Posts Tagged ‘Iraq’


War 2.0, Unedited

July 21, 2008

Here I am today – munching some Middle Eastern staple food (pita bread with hummus) for a quick lunch and reflecting on this week’s class topic about the Iraq war’s on-line dimensions and how the Internet is changing our perception of war. While browsing through the overwhelming amount of on-line materials related to the war in Iraq – blogs, videos, articles, discussions – it occurs to me as a surprise that there are no two sides of the story. There are plenty! There are as many sides as the number of people involved in the global conversation about it with their unique perspectives, narrative and view points.

The Internet and Web 2.0 put us literally in the middle of the action in this war. In previous wars it has also been possible for us to be exposed to first-hand narrative from soldiers interviewed by the media or TV footage.
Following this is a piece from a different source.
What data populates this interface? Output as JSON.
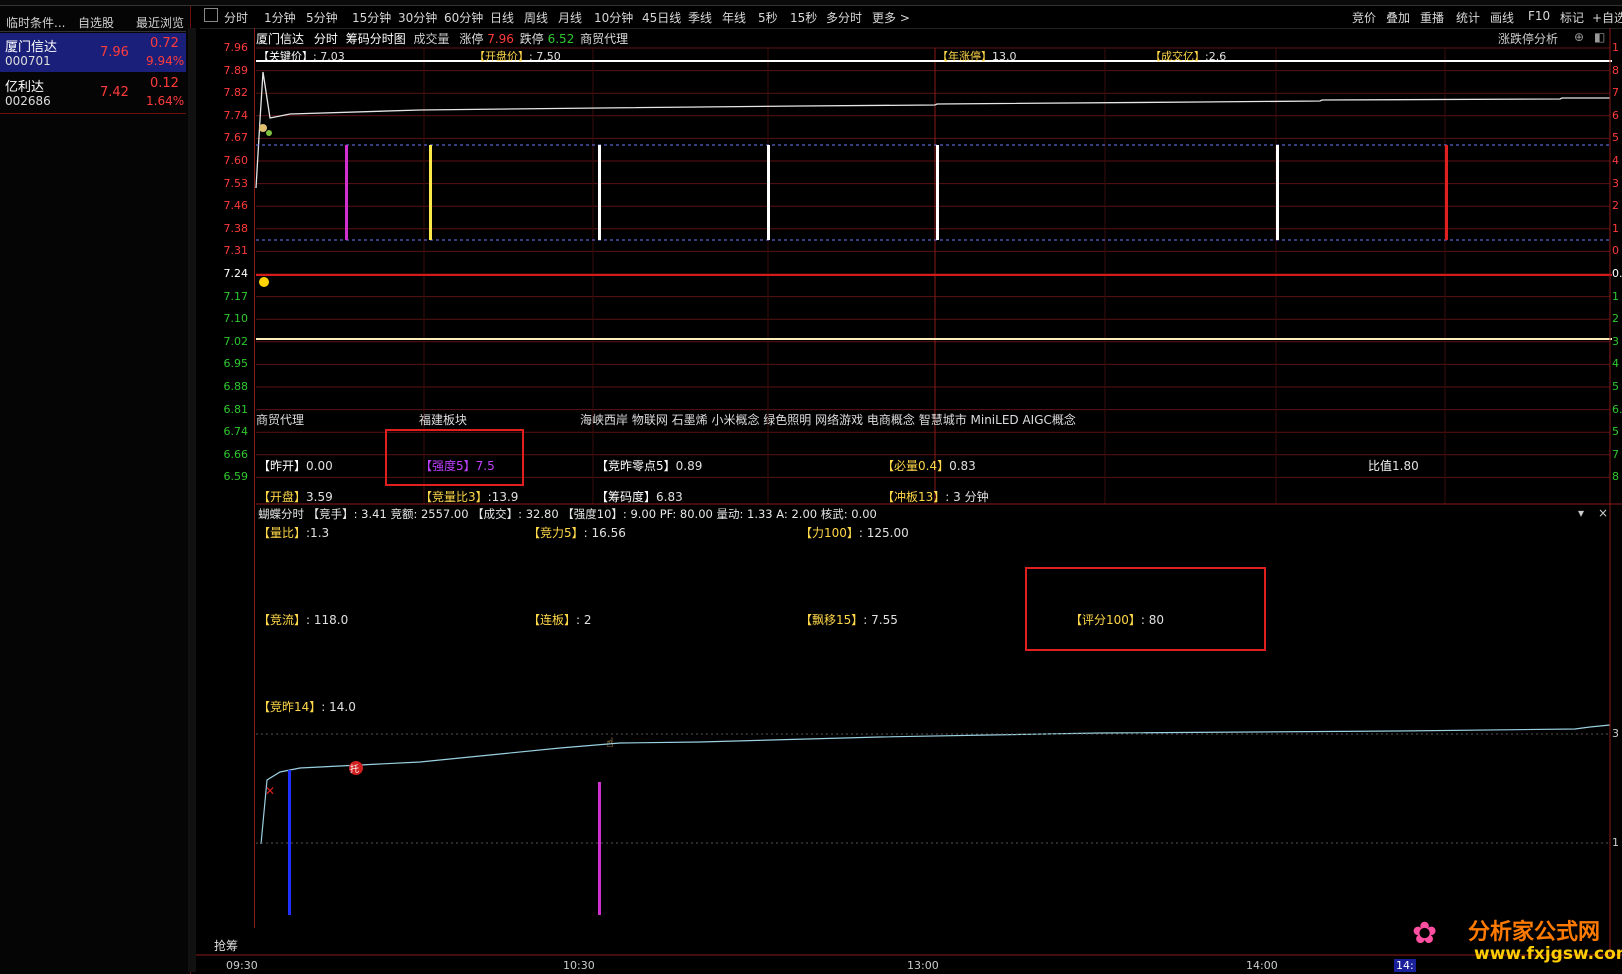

What is different now is that soldiers and war victims (refugees) have become the media themselves, giving us the ultimate live feed of stories from the trenches. It is the first-person account of war, unedited. For real. Do we need to be that close to the war? Yes, we do. And this is not a question of good or bad. It is a reality and a necessity. We should have that much access to the front lines of the war, because of their right to share and our right to know.
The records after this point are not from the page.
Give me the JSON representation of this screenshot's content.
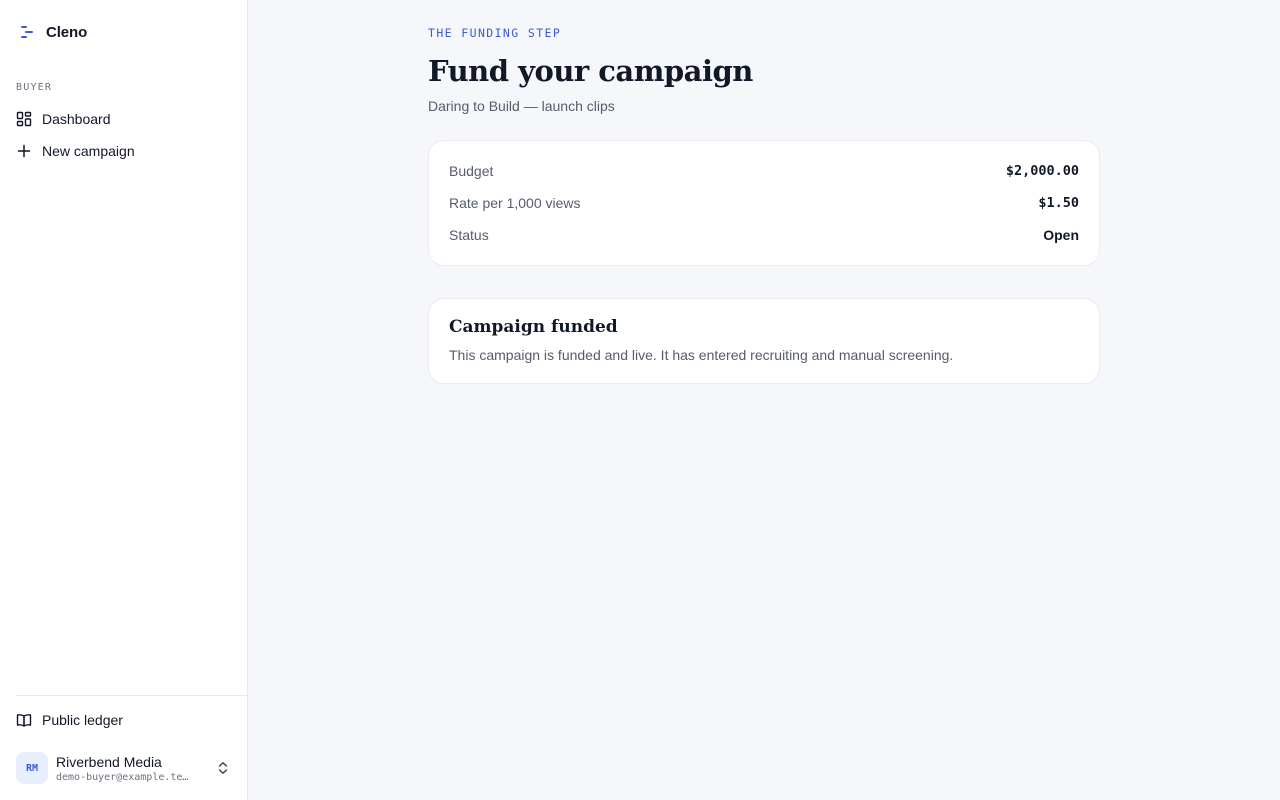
{
  "brand": {
    "name": "Cleno",
    "icon": "list-indent-icon",
    "accent": "#3b5bd6"
  },
  "sidebar": {
    "section_label": "BUYER",
    "items": [
      {
        "label": "Dashboard",
        "icon": "grid-layout-icon"
      },
      {
        "label": "New campaign",
        "icon": "plus-icon"
      }
    ],
    "ledger": {
      "label": "Public ledger",
      "icon": "book-open-icon"
    },
    "account": {
      "initials": "RM",
      "name": "Riverbend Media",
      "email": "demo-buyer@example.te…",
      "icon": "chevron-up-down-icon"
    }
  },
  "main": {
    "eyebrow": "THE FUNDING STEP",
    "title": "Fund your campaign",
    "subtitle": "Daring to Build — launch clips",
    "summary": [
      {
        "label": "Budget",
        "value": "$2,000.00"
      },
      {
        "label": "Rate per 1,000 views",
        "value": "$1.50"
      },
      {
        "label": "Status",
        "value": "Open"
      }
    ],
    "notice": {
      "title": "Campaign funded",
      "body": "This campaign is funded and live. It has entered recruiting and manual screening."
    }
  }
}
One of the topics concerning the war in Iraq that grabbed me was how children and young people are influenced by it and how they relate to what is happening. That is bearing in mind not only the suffering of Iraqi kids and youth, but also the fact that so many American soldiers are young people themselves. I found an interesting juxtaposition between two stories reported by the War News Radio earlier this year. The first one described how it is unsafe and practically impossible for Iraqi young people to meet or even date, as public social life is non-existent there any more and they have to resort to the use of the Internet to keep in touch, chat, talk via Skype and make friends. In the second story the mother of a 23-year old American soldier tells how her son came back from his deployment in Iraq suffering shame, gult, trauma, disillusionment and paranoia and was constantly getting in trouble by trying to “bring the adrenaline back”. She says the first time her son went to war for the idea of bringing democracy to Iraq. The second time his reason changed to “oil”, as his belief in the cause of this war dwindled.
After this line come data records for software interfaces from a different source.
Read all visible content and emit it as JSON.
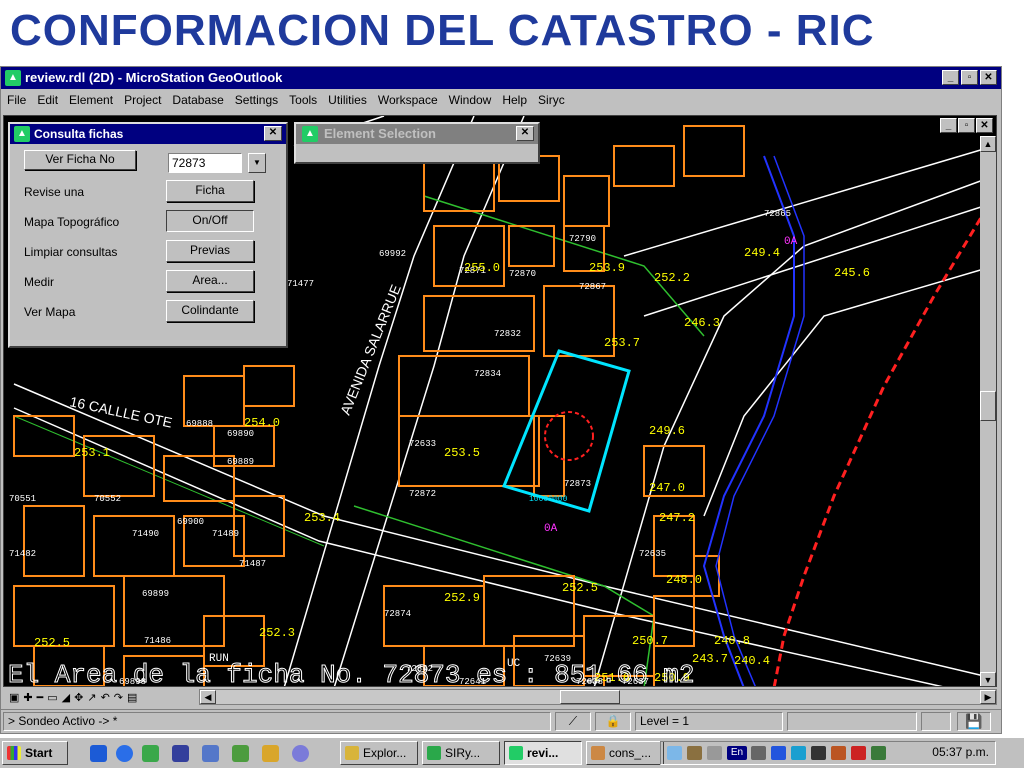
{
  "slide": {
    "title": "CONFORMACION DEL CATASTRO - RIC"
  },
  "window": {
    "title": "review.rdl (2D) - MicroStation GeoOutlook"
  },
  "menu": [
    "File",
    "Edit",
    "Element",
    "Project",
    "Database",
    "Settings",
    "Tools",
    "Utilities",
    "Workspace",
    "Window",
    "Help",
    "Siryc"
  ],
  "consulta": {
    "title": "Consulta fichas",
    "ver_ficha_button": "Ver Ficha No",
    "ficha_number": "72873",
    "rows": [
      {
        "label": "Revise una",
        "button": "Ficha"
      },
      {
        "label": "Mapa Topográfico",
        "button": "On/Off"
      },
      {
        "label": "Limpiar consultas",
        "button": "Previas"
      },
      {
        "label": "Medir",
        "button": "Area..."
      },
      {
        "label": "Ver Mapa",
        "button": "Colindante"
      }
    ]
  },
  "element_selection": {
    "title": "Element Selection"
  },
  "map": {
    "street_labels": [
      "AVENIDA SALARRUE",
      "16 CALLLE OTE"
    ],
    "parcel_numbers": [
      "72865",
      "72790",
      "72871",
      "72870",
      "72867",
      "72832",
      "72834",
      "72633",
      "72872",
      "72873",
      "72635",
      "72874",
      "72842",
      "72641",
      "72639",
      "72638",
      "72637",
      "71477",
      "69992",
      "69888",
      "69890",
      "69889",
      "70551",
      "70552",
      "71490",
      "69900",
      "71489",
      "71487",
      "69899",
      "71486",
      "69898",
      "71482"
    ],
    "elevations": [
      "249.4",
      "245.6",
      "253.9",
      "252.2",
      "255.0",
      "246.3",
      "253.7",
      "249.6",
      "253.5",
      "247.0",
      "247.2",
      "253.4",
      "254.0",
      "253.1",
      "248.0",
      "252.5",
      "252.9",
      "252.3",
      "250.7",
      "243.7",
      "240.8",
      "240.4",
      "250.9",
      "251.6",
      "252.5"
    ],
    "other_labels": [
      "0A",
      "0A",
      "UC",
      "RUN",
      "10000000"
    ],
    "bottom_text": "El Area de la ficha No. 72873 es : 851.66 m2",
    "colors": {
      "parcel": "#ff8c1a",
      "street": "#ffffff",
      "road": "#2fbf2f",
      "river": "#2233ff",
      "boundary": "#ff2020",
      "selected": "#00e5ff",
      "elev": "#ffff00",
      "label": "#ffffff",
      "oa": "#ff33ff"
    }
  },
  "status": {
    "prompt": "> Sondeo Activo -> *",
    "level": "Level = 1"
  },
  "taskbar": {
    "start": "Start",
    "apps": [
      {
        "label": "Explor...",
        "active": false
      },
      {
        "label": "SIRy...",
        "active": false
      },
      {
        "label": "revi...",
        "active": true
      },
      {
        "label": "cons_...",
        "active": false
      }
    ],
    "tray_lang": "En",
    "clock": "05:37 p.m."
  }
}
The Iraq war brought not only disappointment about its purpose, but also disappointment about how it is protrayed by traditional media. Soldier Brian Paul, for example, came to the bitter conclusion that the media fails to show the reality experienced by the American troups in Iraq. This prompted him to find a remedy for all misleading or inaccurate media reports on any topic by creating the FixMedia website. There citizens can flag problematic media content. Would Brian have done it, if he had not experienced personal disappointment? I don’t know. But it is good to know that he enabled at least one open place on the web that is free from politically biased fact checking on media stories with the only purpose “to seize the truth”.

One last note about young people involved in the war – they are social media savvy and want to have fun, as shown in this video, I came across today entitled “Dance Party in Iraq”. It may seem strange and my first reaction was to get judgemental, but then it occured to me that it actually provides one authentic and vivacious perspective, doesn’t it?